Get prepared for the actual form of remote work which means working over the internet. This means mostly getting highspeed internet in every populated corner of your country – I know Telstra did a good job with that, even with over-the-air-wifi in cities, but it is still hard to get good internet in smaller towns.

Then educate your workers for this kind of work, which is new to most. I even found a New South Wales agency for that: Pointer. All the remote work pros and cons are here: The Ultimate List of Remote Work Pros and Cons.

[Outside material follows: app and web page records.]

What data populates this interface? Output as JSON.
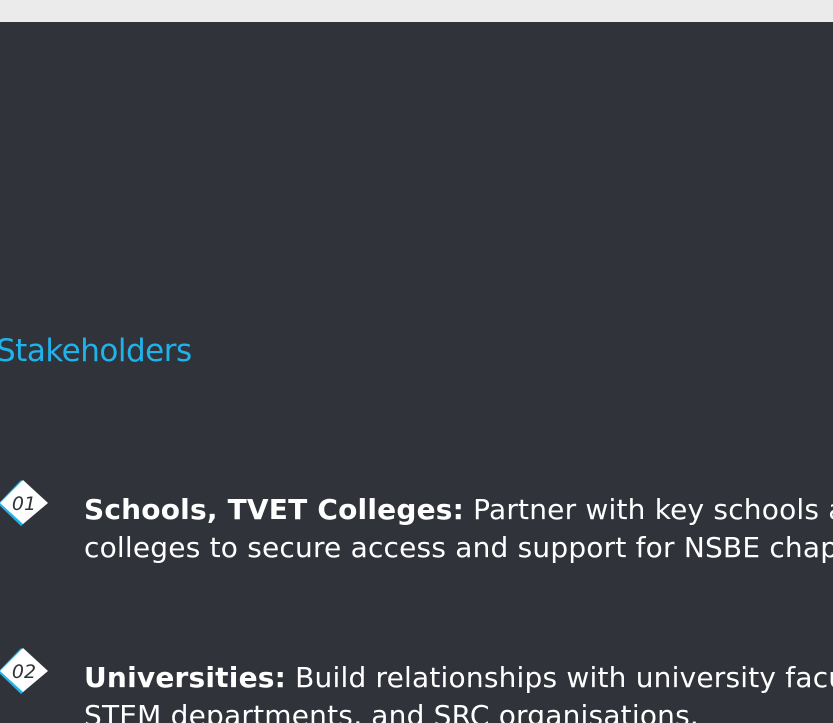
{
  "slide": {
    "heading": "Stakeholders",
    "items": [
      {
        "number": "01",
        "label": "Schools, TVET Colleges:",
        "text_line1": " Partner with key schools and",
        "text_line2": "colleges to secure access and support for NSBE chapters."
      },
      {
        "number": "02",
        "label": "Universities:",
        "text_line1": " Build relationships with university faculties,",
        "text_line2": "STEM departments, and SRC organisations."
      }
    ]
  },
  "colors": {
    "background": "#30333a",
    "accent": "#1fb3ec",
    "text": "#ffffff"
  }
}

Jumping into remote work would have two major impacts: 1. you don’t have to run after everyone who want to create a few jobs and allows him ruining your country for that. 2. enabling the people to work wherever they are would reduce the pressure on the cities – especially the koala inhabitating east and southeast coast and your biggest cities Sydney and Melbourne where you already cannot afford the tiniest houses.

To see what other benefits it will have for your residents, even mentally: What Remote Work is Doing with You.

And there is the big trend of spreading sustainable energy. Your geography is perfect for solar power generation – in big and small scale. You can go completly off-grid with the ongoining reduction in battery prizes – great in every remote area. Nice that you purchased a huge Tesla battery for he stability of the South Australian power net.

Boost your jobs for PV and battery installing electricians and put money in battery research. And switch from coal to PV power generation in the big scale quickly and let the coal in the ground – that would be a enourmous contrubution for reducing the outcomes of the climate change. Your PM want to extend the time of the coal Liddel power station (Link), despite its operator AGL will not?

Australia, please wake up, before it is too late!

Remote Work Makes Your Business Disaster Safe

Do you know someone who had to evacuate because of the hurricanes Harvey or Irma these days? Or someone without power after the earthquake in Mexico yesterday?

It is important that we think about their lives and their belongings first. I hope that everyone is doing well and that Irma hits Florida not as hard as supposed.

But after that start thinking about their businesses. Natural disasters have an huge impact on the economy. Not only because of the destruction of buildings and infrastructure, especially because of the missing employees through evacuations.

If your are relocated for the arriving hurricane and your company allows remote work, you will be able to work anyhow.

Is your business located in the disaster zone? Can the work of your company done from anywhere over the internet? Then you are well prepared if you have already implemented remote work possibilities at your company.

These disasters can also be snowstorms, earthquakes, floodings, bush fires, power outages, construction work on imporant infrastructure or even a flu outbreak like actually in parts of Australia.

So use remote work to be prepared for whatever comes. See all the other benefits in my post ‘The Ultimate List of Remote Work Pros and Cons‘.

Please tell us the story of your company in the comment section! Which disaster was handled by your company in a good way – and which in a bad way?

Find Fendi

This post is the very actual problem we have in our family.

We 4 flew from Zürich over Hong Kong to Cairns in the last days and my 8yo. daughter lost her beloved little elephant ‘Fendi’ at our stop at Hong Kong International Airport. It is grey, laying, about 20cm long and from the trademark ‘Steiff’, so similar to the picture above.

To say something about location and timing: It is highest likely, that we lost him in the waiting area between Gate 22 and 24  under the seats near the windows in the time between 18:00 (6pm) and 19:45 at Tuesday the 8th of August. So every sighting after that time would be great! After that we waited again at Gate 49 till we boarded our next flight there.

We contacted already Cathay Pacific and the Lost&Found departement at Hong Kong IA, but they both didn’t find him.

Please share that story as much as possible, that we can bring back the elephant to our daugther. It really means very much to us! Hong Kong International is very well frequented, so it would be great to put this message especially to your travelling friends and everyone you know in Hong Kong.